Thursday, 5 July 2012
Rafizi: Police probe corroborates Ampang LRT scandal
KUALA LUMPUR, July 5 — PKR strategy director Rafizi Ramli said today he will not be scared off by police investigating how classified documents on the RM960 million Ampang LRT extension project were leaked, and pledged instead to make more revelations surrounding the contract’s award.
Rafizi added that the police investigations into the leaking of the documents, classified under the Official Secrets Act (OSA), corroborates that revelations so far about the contract were true.
He previously alleged that speculated tender winner, the George Kent consortium, had failed both the technical and commercial evaluations for the contract, and that Prime Minister Datuk Seri Najib Razak later interfered in the deal.
Yesterday, Federal CID chief Datuk Seri Mohd Bakri Zinin said a special task force has been set up to investigate how tender documents classified as official secrets were leaked.
“Any move to scare me and my colleagues to prevent us from revealing this scandal will be wasted,” Rafizi said today in a statement.
He added that PKR would start a campaign next week to distribute leaflets about the scandal at LRT stations throughout the city.
PKR has also pledged to make the Ampang LRT extension contract a major campaign issue at the next general election.
The Malaysian Insider reported last week that the speculated winner of the Ampang LRT system works — the George Kent–Lion Pacific joint venture — had scored one of the lowest points in the technical and commercial evaluations for the project.
Rafizi distributed to the press last week pages from the “Technical Evaluation Report” conducted by renowned consultancy group Halcrow, which had found in September last year that George Kent could not successfully deliver the Ampang LRT extension project.
According to the report, George Kent, said to be a manufacturer of water meters, has “no current rail projects” and has “no previous related rail experience”.
The report also said that the largest project ever completed by the consortium was worth under RM40 million, which Rafizi said raises doubts over George Kent’s capability.
Najib had last week denied interfering in the tender award for the project, but PKR has pointed out that the prime minister had neither confirmed nor denied reports that George Kent had been given the contract.
Rafizi claimed to be in possession of documented proof, to be released soon, that Najib had recently, in a “private meeting” with top-level individuals, announced the tender award to George Kent.
This was despite an earlier decision by Putrajaya to award the multi-million ringgit rail project to Balfour Beatty-Invensys Consortium, which Rafizi said was the best qualified for the job.
The rail builders led by the British engineering firm were the lowest bidders for the LRT open tender that closed on June 16 last year, offering to take on the project for RM950 million. The highest bid was for RM1.45 billion.
PKR had recently lodged a police report on the issue, citing Najib for criminal breach of trust (CBT) in his alleged interference in the project award, which has yet to be announced in public.
The Malaysian Anti-Corruption Commission (MACC) has also kicked off investigations at Syarikat Prasarana Negara Bhd (SPNB) over the RM960 million contract.

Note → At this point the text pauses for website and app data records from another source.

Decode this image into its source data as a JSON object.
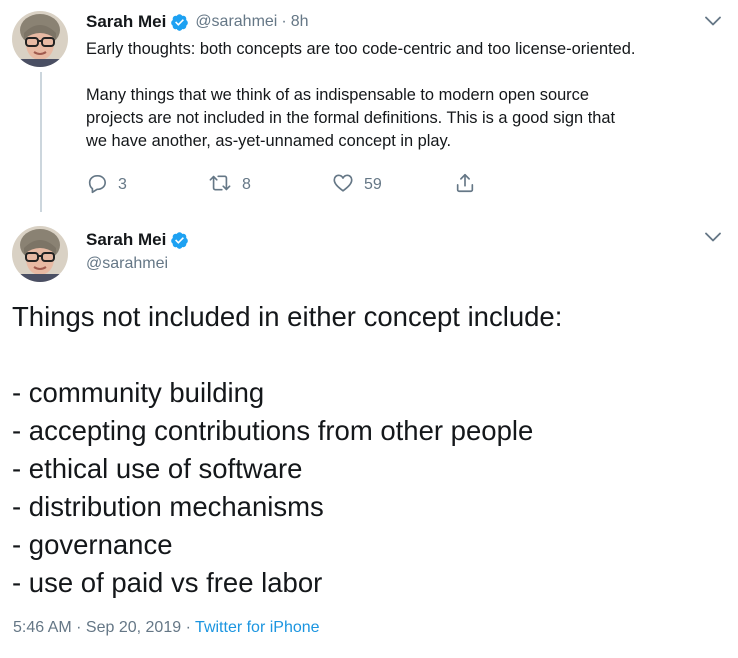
{
  "tweet1": {
    "author_name": "Sarah Mei",
    "author_handle": "@sarahmei",
    "separator": "·",
    "time_ago": "8h",
    "text_lines_para1": [
      "Early thoughts: both concepts are too code-centric and too license-oriented."
    ],
    "text_lines_para2": [
      "Many things that we think of as indispensable to modern open source",
      "projects are not included in the formal definitions. This is a good sign that",
      "we have another, as-yet-unnamed concept in play."
    ],
    "replies": "3",
    "retweets": "8",
    "likes": "59"
  },
  "tweet2": {
    "author_name": "Sarah Mei",
    "author_handle": "@sarahmei",
    "intro": "Things not included in either concept include:",
    "list_items": [
      "- community building",
      "- accepting contributions from other people",
      "- ethical use of software",
      "- distribution mechanisms",
      "- governance",
      "- use of paid vs free labor"
    ],
    "timestamp": "5:46 AM · Sep 20, 2019 · ",
    "source": "Twitter for iPhone"
  },
  "icons": {
    "verified": "verified-badge-icon",
    "caret": "chevron-down-icon",
    "reply": "reply-icon",
    "retweet": "retweet-icon",
    "like": "heart-icon",
    "share": "share-icon"
  },
  "colors": {
    "text": "#14171a",
    "secondary": "#657786",
    "link": "#1b95e0",
    "verified": "#1da1f2",
    "thread_line": "#ccd6dd"
  }
}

On June 29, The Malaysian Insider reported that only five of the eight bidders passed the technical and commercial evaluation stage but project owner SPNB finally recommended one of the two South Korean consortiums in the running — PDA Consortium — as the other consortiums were said to not have complied with all conditions.
PKR officials have shown copies of official documents to the press, showing that the Ministry of Finance’s (MoF) Acquisition Committee, which met this January 25, had decided to award the contract to Balfour Beatty-Invensys Consortium.
The committee is the highest decision-making body in the MoF and is chaired by Najib himself, who is also finance minister.